PURPOSE: PRV1 (geneID 020406, NB1, CD177) is a gene known to be over-expressed in patients with polycythemia vera. Some evidence suggests an association with sepsis as well. The systemic inflammatory response (SIRS) has many etiologies including, but not limited to sepsis. We conducted this study to evaluate gene expression differences between SIRS patients who develop sepsis compared to uninfected SIRS patients. Patients with evolving sepsis should manifest changes in gene expression, including PRV1, prior to clinical diagnosis as compared to patients with uninfected SIRS.

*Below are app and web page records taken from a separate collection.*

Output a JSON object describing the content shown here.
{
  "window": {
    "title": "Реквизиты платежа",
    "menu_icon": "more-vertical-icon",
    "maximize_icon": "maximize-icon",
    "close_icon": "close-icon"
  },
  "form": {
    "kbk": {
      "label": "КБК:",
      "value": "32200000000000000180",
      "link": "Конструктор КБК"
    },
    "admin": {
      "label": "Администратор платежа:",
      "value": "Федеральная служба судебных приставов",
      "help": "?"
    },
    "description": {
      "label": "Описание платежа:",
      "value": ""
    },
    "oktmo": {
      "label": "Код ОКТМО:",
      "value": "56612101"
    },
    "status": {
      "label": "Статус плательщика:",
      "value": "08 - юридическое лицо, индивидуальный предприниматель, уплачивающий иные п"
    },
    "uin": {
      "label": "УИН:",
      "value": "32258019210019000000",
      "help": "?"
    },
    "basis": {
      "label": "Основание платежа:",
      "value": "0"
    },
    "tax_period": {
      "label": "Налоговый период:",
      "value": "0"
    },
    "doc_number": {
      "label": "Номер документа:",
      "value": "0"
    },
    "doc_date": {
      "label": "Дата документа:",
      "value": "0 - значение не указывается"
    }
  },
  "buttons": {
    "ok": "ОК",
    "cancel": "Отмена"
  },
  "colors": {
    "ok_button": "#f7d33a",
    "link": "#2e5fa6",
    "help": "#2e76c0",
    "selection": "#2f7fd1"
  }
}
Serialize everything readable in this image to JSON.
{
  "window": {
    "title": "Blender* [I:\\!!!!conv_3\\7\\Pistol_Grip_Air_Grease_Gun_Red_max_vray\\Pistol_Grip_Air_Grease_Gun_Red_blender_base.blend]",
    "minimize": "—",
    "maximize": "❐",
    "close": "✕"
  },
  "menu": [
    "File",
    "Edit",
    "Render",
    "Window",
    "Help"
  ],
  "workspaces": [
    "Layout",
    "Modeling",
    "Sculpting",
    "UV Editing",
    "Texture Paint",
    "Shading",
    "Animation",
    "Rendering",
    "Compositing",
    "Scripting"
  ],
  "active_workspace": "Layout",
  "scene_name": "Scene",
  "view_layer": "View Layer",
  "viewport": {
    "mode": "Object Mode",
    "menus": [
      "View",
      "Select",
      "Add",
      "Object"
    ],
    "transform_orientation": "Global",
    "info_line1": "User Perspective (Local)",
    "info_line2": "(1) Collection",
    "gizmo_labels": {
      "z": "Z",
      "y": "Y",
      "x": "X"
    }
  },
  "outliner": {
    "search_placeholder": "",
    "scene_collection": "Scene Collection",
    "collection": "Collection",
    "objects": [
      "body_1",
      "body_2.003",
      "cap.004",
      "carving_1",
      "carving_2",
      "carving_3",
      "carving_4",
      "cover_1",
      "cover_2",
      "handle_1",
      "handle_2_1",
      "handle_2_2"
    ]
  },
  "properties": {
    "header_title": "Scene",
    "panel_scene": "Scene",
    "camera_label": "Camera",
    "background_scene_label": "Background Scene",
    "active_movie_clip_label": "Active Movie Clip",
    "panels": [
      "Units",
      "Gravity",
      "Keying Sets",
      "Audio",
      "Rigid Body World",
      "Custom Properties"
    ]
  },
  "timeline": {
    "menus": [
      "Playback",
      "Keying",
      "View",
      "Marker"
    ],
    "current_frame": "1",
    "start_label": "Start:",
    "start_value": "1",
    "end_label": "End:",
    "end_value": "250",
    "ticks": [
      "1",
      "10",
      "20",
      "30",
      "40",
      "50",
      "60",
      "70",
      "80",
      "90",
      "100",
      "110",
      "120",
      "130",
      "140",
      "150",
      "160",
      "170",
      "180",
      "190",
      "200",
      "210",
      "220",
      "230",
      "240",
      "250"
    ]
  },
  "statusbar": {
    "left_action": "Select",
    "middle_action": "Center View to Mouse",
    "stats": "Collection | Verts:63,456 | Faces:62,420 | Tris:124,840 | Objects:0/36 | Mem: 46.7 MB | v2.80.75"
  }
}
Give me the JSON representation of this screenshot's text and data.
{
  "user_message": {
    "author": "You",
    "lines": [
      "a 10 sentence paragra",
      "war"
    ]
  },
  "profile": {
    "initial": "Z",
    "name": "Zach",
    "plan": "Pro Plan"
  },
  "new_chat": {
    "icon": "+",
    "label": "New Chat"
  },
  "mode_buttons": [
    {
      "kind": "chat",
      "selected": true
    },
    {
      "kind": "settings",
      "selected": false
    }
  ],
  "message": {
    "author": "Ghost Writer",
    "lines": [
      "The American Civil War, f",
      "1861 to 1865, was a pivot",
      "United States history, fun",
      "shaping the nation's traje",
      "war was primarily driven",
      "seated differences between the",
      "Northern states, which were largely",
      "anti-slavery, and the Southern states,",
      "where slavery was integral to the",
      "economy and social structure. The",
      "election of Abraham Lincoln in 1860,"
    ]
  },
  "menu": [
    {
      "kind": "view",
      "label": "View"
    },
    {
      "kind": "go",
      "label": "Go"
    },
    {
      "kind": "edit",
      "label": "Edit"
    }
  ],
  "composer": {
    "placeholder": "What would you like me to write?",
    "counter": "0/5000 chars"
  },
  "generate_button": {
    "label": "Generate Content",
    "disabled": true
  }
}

METHODS: Critically ill, uninfected SIRS patients were prospectively evaluated for development of sepsis. Patients admitted to an intensive care unit were prospectively divided into two groups: 1)Pre-septic SIRS(n=45): SIRS patients who developed clinical sepsis, and 2) Uninfected SIRS(n=45): SIRS patients remaining uninfected. Uninfected SIRS patients were time-matched to pre-septic SIRS patients. Isolated whole blood RNA from 1 day, 2 days, and 3 days (T-12, 36, and 60 hours) prior to clinical sepsis, and day of study entry was analyzed with Affymetrix Hg_U133 2.0 Plus microarrays. Significance criteria required >1.2 fold change in expression between groups and p<0.05 on univariate analysis controlled for multiple comparisons. RT-PCR was then used as confirmatory testing.
RESULTS: Patients were well matched for APACHE II, age, and gender. 12,782 of 54,613(23.4%) probes were differentially expressed between groups at T-36 and T-12. Of these, 3665 (14.9%) probes corresponding to 1735 unique gene ID's demonstrated >1.2 fold change and 76 probes corresponding to 58 unique gene ID's demonstrated greater than 2 fold change. PRV1 (probe 219669_at) demonstrated a 4.72 fold median increased expression at T-36 and a 7.07 fold median increase in expression at T-12 compared to uninfected SIRS. Confirmatory RT-PCR demonstrated a 12.5 fold increase in expression of PRV1 at T-12.
CONCLUSION: PRV1 is significantly differentially expressed up to 2 days prior to the onset of clinical sepsis as compared to uninfected SIRS patients.
CLINICAL IMPLICATIONS: Identifying differential markers between uninfected and septic SIRS patients may allow earlier diagnosis in the intensive care unit.
DISCLOSURE: Matthew Lissauer, Grant monies (from industry related sources) This research was sponsored by an ongoing educational grant from BD diagnostic systems, Sparks, Maryland of which Craig Whitemore, James Garrett, and Richard Moore are full-time employees.